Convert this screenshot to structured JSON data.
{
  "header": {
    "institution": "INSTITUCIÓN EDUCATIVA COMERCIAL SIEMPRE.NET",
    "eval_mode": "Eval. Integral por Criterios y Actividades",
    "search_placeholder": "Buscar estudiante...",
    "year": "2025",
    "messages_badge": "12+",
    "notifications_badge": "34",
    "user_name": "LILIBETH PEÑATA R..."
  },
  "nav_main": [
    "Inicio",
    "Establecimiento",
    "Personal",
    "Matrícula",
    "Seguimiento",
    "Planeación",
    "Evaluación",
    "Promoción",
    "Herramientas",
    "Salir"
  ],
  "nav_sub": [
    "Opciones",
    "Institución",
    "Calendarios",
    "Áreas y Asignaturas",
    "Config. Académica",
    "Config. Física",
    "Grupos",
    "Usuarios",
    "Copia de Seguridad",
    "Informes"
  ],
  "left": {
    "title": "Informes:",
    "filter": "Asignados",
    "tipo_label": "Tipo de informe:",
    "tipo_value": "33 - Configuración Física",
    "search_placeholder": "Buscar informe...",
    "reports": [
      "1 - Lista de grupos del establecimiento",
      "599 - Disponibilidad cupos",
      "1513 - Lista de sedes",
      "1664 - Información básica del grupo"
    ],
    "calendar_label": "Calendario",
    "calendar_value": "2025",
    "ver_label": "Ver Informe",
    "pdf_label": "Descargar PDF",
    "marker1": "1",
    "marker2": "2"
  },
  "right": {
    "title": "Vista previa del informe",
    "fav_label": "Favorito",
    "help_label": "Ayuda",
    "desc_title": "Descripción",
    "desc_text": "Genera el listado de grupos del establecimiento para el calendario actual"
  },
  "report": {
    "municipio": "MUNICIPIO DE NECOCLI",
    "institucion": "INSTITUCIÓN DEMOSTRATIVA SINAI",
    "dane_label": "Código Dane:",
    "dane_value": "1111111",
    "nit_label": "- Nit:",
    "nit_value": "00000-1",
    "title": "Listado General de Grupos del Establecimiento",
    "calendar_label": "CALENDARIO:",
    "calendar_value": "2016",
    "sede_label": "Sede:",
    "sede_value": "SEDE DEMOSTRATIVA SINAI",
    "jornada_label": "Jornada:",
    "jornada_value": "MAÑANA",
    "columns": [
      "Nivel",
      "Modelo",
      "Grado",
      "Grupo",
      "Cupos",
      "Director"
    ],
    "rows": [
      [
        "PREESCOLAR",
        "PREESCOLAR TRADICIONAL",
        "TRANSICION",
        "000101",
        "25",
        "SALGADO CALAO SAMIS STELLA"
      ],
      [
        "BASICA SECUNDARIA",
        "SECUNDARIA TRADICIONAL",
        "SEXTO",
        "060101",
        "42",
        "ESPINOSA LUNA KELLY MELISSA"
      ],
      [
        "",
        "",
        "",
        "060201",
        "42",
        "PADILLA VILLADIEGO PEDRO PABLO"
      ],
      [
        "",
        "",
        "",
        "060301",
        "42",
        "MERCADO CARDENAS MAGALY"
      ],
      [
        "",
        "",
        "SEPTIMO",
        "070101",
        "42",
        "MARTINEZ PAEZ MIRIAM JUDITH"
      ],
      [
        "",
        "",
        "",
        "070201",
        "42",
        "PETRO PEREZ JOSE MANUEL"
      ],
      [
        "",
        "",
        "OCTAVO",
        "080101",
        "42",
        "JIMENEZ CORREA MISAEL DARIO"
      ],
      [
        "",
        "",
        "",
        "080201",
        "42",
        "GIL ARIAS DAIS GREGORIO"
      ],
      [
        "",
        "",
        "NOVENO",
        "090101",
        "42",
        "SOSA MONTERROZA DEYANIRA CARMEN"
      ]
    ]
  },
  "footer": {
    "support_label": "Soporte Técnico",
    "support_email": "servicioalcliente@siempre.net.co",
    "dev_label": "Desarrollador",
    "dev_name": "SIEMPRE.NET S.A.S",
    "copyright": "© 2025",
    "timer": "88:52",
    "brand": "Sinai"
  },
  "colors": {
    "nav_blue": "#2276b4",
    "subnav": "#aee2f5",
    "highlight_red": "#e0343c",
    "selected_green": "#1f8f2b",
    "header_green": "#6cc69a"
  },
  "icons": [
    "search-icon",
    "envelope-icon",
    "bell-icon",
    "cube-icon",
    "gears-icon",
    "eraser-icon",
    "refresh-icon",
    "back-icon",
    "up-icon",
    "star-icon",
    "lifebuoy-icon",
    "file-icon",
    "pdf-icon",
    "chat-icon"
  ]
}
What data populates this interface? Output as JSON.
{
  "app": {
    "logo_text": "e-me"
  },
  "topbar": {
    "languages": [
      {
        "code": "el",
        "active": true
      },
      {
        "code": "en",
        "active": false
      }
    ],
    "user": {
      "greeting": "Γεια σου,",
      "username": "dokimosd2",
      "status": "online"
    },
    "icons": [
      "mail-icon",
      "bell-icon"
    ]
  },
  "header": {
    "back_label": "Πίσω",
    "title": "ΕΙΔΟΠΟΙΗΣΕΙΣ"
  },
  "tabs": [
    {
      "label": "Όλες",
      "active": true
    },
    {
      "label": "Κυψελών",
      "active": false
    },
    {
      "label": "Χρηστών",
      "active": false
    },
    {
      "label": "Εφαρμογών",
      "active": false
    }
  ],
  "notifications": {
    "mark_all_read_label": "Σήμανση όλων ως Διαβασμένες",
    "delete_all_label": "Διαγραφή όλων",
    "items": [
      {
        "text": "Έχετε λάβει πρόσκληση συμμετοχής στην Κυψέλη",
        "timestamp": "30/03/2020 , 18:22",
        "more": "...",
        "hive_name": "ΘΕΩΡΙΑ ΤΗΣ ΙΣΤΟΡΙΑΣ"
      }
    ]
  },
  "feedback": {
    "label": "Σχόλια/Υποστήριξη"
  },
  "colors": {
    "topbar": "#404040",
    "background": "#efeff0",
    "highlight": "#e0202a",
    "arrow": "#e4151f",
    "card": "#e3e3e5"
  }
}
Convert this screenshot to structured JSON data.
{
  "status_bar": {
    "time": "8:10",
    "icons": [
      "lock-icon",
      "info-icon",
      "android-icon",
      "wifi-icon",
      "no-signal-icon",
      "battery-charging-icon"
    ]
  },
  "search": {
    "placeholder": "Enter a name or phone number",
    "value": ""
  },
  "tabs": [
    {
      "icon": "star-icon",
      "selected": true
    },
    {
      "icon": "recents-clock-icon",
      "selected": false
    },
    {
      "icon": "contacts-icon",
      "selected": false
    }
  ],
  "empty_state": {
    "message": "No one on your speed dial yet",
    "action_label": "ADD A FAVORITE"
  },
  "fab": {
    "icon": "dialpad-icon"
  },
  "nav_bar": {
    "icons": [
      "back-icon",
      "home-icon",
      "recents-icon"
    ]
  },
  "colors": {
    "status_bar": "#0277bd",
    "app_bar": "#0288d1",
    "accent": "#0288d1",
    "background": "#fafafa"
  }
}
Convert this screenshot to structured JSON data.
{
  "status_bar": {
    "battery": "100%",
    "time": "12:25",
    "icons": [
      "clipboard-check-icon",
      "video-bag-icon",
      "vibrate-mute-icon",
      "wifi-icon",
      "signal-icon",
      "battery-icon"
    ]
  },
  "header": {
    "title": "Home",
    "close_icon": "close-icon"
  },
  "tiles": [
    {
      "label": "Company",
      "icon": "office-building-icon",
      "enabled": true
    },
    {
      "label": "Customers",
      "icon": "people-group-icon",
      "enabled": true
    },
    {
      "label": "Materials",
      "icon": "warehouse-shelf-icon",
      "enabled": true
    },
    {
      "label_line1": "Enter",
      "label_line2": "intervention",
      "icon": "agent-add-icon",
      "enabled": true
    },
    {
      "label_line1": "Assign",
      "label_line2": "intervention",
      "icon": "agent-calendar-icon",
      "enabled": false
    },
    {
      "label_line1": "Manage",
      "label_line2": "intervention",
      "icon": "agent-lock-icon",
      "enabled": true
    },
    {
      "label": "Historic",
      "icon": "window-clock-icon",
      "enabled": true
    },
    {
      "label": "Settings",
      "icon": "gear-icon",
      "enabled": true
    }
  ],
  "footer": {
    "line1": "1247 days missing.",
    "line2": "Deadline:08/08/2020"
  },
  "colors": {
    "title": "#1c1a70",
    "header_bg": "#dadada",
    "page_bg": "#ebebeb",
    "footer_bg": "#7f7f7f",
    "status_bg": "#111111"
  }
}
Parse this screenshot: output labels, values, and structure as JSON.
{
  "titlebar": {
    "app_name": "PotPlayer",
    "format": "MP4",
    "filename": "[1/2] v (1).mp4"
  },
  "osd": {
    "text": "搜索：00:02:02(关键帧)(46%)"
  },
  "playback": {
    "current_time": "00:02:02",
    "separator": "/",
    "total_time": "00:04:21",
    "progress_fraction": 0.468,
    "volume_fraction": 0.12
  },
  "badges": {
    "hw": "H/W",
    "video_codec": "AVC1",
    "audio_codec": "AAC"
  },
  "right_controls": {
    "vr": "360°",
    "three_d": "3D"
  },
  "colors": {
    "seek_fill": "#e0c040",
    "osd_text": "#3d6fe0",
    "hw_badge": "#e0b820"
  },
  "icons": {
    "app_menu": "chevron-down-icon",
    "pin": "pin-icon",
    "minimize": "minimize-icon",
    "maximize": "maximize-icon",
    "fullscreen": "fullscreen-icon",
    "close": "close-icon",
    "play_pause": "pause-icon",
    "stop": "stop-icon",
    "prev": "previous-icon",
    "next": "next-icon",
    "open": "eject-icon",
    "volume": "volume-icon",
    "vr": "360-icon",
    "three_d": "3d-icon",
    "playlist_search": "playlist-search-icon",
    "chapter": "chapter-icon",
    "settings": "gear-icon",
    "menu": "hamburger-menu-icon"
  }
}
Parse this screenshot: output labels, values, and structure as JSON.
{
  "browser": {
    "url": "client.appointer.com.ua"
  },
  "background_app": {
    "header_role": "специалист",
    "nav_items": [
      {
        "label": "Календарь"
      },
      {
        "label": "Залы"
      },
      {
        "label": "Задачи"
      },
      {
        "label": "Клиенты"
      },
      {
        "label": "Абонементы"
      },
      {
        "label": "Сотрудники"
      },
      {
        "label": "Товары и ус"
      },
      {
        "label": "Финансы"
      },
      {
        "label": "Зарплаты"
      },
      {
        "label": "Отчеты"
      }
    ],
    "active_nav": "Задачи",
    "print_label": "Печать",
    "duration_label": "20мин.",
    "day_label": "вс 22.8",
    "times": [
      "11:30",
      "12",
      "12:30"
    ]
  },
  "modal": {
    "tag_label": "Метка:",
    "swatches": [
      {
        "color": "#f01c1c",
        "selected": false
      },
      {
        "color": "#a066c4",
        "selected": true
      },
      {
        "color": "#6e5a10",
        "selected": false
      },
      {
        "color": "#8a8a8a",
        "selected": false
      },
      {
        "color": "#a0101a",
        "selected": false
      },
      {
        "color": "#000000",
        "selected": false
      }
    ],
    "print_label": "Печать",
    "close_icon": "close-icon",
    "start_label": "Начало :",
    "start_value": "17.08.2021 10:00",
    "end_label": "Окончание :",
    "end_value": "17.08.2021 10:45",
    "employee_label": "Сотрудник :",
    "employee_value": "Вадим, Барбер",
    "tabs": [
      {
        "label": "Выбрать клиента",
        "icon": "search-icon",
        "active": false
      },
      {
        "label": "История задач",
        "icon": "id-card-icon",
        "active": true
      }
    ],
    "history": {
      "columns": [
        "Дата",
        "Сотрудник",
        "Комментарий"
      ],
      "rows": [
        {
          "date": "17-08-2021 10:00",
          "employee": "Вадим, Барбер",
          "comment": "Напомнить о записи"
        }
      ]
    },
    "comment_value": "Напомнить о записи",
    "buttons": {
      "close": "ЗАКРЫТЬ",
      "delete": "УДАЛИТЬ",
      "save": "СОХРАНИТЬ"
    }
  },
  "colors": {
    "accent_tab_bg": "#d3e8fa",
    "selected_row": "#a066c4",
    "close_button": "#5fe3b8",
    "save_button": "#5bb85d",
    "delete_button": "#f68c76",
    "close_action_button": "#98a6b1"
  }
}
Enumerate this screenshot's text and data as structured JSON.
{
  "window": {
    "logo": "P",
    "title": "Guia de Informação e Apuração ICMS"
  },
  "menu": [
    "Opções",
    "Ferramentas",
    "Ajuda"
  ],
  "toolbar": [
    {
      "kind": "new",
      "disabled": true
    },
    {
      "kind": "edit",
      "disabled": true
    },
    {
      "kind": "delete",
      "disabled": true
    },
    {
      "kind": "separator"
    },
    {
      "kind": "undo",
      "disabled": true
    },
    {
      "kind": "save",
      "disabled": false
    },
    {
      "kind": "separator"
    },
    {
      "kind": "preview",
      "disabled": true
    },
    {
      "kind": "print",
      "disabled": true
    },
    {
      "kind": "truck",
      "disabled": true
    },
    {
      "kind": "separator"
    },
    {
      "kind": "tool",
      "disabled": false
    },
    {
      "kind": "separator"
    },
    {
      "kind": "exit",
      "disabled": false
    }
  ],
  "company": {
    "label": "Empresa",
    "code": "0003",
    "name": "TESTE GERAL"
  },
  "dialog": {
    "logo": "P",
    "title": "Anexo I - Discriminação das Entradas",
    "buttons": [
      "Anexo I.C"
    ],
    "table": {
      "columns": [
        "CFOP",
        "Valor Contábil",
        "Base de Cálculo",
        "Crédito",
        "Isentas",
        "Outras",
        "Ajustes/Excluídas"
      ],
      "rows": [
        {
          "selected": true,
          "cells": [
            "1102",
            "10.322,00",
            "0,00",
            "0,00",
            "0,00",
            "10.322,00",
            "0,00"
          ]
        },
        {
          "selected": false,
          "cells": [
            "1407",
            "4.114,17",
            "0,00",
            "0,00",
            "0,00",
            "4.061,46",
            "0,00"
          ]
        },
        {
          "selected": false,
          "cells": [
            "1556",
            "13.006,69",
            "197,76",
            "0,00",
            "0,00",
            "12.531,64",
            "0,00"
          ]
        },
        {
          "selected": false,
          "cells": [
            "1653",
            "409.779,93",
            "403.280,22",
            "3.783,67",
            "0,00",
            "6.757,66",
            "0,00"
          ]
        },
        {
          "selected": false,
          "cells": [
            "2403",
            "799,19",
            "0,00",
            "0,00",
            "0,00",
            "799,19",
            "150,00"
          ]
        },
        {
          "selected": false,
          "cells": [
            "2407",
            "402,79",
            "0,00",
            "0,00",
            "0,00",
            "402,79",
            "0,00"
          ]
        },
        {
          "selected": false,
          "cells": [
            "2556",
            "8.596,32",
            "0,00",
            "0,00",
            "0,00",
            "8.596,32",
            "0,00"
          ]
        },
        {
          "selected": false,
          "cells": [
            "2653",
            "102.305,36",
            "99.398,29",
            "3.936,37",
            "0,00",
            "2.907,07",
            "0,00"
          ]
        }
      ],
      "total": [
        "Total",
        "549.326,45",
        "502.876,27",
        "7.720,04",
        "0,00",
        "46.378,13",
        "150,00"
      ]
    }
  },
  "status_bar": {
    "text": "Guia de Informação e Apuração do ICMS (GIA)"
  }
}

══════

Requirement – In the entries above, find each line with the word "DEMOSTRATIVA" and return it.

Result for this exercise –
    "institucion": "INSTITUCIÓN DEMOSTRATIVA SINAI",
    "sede_value": "SEDE DEMOSTRATIVA SINAI",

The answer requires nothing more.